Today’s economy may be depressed; the jobless rate is reported at 7.8% (though politicians like to claim that it is really around 14%); and many people are desperate to find regular work. I am fortunate in that I work at home, in a field that has not seen much attrition, and which likely will continue to be relevant for the foreseeable future. However, this industry is fast changing in character, to the point that I fear that my particular skills may be replaced by technological advances. I work as a medical transcriptionist, and though the field is still quite relevant to our society, the work I do is fast being supplanted by so-called voice recognition, where the medical provider speaks into the computer, and the computer generates a cohesive report. The technology is not quite up to par yet to replace medical language editors, but it’s coming. Being near retirement, I am keenly aware of such technology, and how it can affect me within a short period. I have therefore begun to explore other avenues of deploying my skills.
To that end, it became abundantly clear that I needed to identify those skills, and make a list of jobs that I would enjoy doing and that would fit my temperament. It took some effort to winnow down my talents, and it turned out to be quite a productive enterprise. For example, I have a relatively good voice, and during a recent Toastmasters meeting, I presented a speech that required me to read a drama. My evaluation focused not so much on the speech, as much as on my ability to read aloud with feeling. Could I then translate such words into a paying job? I tried. I applied to read at the Lighthouse for the Blind. But there has always been something else that I enjoyed more than reading aloud, and that was writing. From an early age, I have written stories, poetry and essays. In fact, I began to write blogs, at first for my own enjoyment, then promoting them over the internet when I found interested readers.
And then, I decided to expand my efforts.
I randomly searched the internet for “freelance writing jobs.” I was astounded at what I discovered. There are many companies where one can write articles, which are then distributed to other media. As information on the internet becomes ever more ubiquitous, someone has to write this information. Elance, Triond, Bukisa – all these are companies that are looking for writers in every conceivable field, from product reviews to the entertainment field; from local news to your high school football team; from nutrition to medical research. I was determined not to be sold an expensive program, and do my own research. I selected a few promising names and threw my hat into the ring, registering, filling out my profile, reading their requirements, and then submitting a few articles of about 400 words. At first, I wrote a few articles for Triond.com. I did this as a lark, just to see what happened. Since I was still employed full time, I did not feel under pressure to earn money. Imagine my surprise when I was informed by email that my article was accepted. I logged into Triond, and lo and behold, my earnings for the month were $0.12. Yep, twelve cents! It was a joke that my husband and I are still laughing about. But it was short lived.
Triond.com also supports AdSense, and after reading about it, again I registered, filled out the necessary profile, was assigned an ID, and linked it with my Triond.com account. I did the same with Bukisa, HubPages. I continued to write my blogs, and discovered that AdSense also appears on Blogspot.

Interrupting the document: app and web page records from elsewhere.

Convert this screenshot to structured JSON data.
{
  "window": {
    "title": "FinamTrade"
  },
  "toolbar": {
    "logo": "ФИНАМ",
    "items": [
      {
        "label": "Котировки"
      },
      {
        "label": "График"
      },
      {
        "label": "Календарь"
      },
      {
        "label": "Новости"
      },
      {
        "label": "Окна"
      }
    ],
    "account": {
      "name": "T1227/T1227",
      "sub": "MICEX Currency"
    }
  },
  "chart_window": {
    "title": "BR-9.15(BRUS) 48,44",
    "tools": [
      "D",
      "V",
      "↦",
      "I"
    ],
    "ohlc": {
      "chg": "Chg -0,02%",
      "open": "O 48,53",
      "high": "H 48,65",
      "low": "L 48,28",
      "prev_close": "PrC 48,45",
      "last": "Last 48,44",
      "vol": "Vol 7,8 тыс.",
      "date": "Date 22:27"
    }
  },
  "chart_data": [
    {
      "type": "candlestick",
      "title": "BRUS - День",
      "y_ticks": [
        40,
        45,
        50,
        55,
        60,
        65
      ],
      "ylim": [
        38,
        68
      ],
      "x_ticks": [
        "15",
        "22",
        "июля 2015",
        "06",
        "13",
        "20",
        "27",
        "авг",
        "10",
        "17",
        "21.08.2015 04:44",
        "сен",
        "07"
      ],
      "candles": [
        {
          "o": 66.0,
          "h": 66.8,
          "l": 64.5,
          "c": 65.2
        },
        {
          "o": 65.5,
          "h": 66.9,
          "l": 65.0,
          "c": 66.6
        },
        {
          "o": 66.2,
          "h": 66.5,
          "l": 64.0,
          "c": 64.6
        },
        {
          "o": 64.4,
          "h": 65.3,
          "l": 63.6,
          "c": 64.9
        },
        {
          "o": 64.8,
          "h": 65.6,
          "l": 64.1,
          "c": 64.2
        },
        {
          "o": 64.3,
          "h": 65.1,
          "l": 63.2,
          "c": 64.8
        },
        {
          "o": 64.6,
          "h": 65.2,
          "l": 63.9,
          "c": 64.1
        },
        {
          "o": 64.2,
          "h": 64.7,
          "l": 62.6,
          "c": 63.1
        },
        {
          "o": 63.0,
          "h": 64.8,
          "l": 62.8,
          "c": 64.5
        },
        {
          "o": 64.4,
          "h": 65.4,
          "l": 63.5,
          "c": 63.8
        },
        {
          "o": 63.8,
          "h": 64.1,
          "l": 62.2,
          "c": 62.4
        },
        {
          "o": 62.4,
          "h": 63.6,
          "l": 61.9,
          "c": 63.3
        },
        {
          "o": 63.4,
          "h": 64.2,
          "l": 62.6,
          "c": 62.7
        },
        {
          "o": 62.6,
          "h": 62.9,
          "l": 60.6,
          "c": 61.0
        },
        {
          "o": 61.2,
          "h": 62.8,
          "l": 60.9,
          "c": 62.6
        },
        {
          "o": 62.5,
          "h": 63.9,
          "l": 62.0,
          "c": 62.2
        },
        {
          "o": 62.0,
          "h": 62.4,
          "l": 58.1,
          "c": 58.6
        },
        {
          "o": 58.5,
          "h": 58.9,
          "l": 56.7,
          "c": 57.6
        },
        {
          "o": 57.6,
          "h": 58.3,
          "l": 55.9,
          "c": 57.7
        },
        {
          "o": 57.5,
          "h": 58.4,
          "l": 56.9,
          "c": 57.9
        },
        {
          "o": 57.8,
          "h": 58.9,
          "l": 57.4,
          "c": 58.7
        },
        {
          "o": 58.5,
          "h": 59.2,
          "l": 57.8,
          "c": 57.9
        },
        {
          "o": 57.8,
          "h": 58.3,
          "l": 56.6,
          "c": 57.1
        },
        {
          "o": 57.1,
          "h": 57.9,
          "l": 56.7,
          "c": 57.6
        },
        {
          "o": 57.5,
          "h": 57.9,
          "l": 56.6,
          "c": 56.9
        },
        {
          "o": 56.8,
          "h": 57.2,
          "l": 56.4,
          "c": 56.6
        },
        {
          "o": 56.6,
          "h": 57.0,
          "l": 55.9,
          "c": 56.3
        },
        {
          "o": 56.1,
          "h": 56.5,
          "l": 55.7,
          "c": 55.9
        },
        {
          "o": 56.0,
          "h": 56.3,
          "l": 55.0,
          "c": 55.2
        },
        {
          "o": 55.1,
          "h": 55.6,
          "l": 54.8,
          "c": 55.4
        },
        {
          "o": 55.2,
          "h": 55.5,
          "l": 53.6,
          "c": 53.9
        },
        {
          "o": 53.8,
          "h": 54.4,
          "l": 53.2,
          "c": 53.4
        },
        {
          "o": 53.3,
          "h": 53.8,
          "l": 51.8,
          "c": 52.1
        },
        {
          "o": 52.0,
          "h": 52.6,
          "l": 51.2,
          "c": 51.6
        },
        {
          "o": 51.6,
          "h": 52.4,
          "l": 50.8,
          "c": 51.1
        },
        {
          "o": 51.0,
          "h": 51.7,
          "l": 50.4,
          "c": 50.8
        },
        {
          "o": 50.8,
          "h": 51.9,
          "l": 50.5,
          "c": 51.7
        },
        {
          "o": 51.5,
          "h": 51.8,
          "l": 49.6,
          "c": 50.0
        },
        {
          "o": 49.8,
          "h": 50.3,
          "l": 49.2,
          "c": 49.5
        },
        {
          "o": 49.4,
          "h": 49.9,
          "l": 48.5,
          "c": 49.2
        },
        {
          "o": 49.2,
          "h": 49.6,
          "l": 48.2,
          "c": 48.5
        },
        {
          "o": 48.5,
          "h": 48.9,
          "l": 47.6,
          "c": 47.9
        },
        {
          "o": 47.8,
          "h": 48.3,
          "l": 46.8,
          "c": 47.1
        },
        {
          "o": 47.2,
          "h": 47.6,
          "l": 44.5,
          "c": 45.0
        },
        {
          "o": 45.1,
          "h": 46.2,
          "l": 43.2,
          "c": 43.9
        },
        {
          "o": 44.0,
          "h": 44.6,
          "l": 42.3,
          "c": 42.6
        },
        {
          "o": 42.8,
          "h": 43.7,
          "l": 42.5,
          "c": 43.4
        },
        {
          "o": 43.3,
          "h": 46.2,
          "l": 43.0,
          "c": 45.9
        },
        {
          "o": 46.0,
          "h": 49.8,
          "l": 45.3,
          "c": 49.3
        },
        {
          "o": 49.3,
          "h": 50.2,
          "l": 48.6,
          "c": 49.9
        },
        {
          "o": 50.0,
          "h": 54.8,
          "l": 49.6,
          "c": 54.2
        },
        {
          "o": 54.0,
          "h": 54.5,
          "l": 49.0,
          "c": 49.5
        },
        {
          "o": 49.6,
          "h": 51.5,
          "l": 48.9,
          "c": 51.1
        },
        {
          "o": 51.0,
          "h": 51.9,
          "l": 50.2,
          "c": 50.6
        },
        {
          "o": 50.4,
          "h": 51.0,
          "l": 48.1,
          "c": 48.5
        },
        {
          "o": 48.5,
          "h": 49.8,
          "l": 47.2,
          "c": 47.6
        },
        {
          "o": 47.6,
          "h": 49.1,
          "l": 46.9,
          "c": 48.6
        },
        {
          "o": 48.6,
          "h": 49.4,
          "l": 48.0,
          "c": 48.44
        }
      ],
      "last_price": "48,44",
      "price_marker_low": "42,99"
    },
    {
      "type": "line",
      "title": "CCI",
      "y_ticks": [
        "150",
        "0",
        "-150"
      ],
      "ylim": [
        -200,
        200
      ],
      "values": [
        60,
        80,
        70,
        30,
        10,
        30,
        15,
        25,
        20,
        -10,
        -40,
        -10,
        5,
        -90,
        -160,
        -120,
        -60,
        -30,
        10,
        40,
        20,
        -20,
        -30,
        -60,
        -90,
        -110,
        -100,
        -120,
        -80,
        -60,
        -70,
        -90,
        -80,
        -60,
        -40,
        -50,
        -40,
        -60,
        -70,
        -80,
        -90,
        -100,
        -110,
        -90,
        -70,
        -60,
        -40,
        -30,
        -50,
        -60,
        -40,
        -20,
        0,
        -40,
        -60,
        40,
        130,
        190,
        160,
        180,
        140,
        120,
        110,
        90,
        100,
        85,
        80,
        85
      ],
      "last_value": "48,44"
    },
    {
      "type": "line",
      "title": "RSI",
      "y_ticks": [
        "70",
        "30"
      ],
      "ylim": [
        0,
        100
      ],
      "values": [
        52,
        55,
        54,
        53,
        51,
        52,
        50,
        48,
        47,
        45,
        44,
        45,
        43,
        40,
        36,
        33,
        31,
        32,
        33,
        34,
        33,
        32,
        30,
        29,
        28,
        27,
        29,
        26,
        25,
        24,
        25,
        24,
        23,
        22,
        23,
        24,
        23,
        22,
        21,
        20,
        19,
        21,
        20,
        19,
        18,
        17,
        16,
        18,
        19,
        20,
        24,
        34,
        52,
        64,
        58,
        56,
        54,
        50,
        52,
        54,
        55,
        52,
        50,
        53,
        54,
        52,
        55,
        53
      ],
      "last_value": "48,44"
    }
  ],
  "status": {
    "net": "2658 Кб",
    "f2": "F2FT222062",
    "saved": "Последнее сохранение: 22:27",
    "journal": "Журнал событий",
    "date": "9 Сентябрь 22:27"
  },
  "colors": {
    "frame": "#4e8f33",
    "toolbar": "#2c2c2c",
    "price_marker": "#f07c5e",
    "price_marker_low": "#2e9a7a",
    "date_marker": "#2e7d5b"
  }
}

But the best was yet to come. I had applied to some other sites and let my account lie dormant for a while. When I logged back in and began searching for available tasks given my abilities (which I included in my profile), I was astonished to find so many offerings for freelance writing jobs. For example, one such site, Elance, listed the following categories on Oct 7, 2012, with the numbers of available jobs:
IT & Programming (7,255)
Design & Multimedia (3,592)
Writing & Translation (2,250)
EditFast.com publishes “The Editorial” that provides a daily list of available jobs in every category, from performing research on the web, to editing written material, translations or even writing recipes. There is something for everyone.
Clearly, one would not be capable, available or willing to do all these jobs. But that’s not the point. The point is that with a little diligence, one can put together a list of one’s abilities, and then winnow down among the available jobs, register with a legitimate company and begin to earn some money in the freelance writing jobs industry.
Oh, by the way, in addition to my full-time work as a medical language specialist, I now earn some “real” money writing articles on the internet.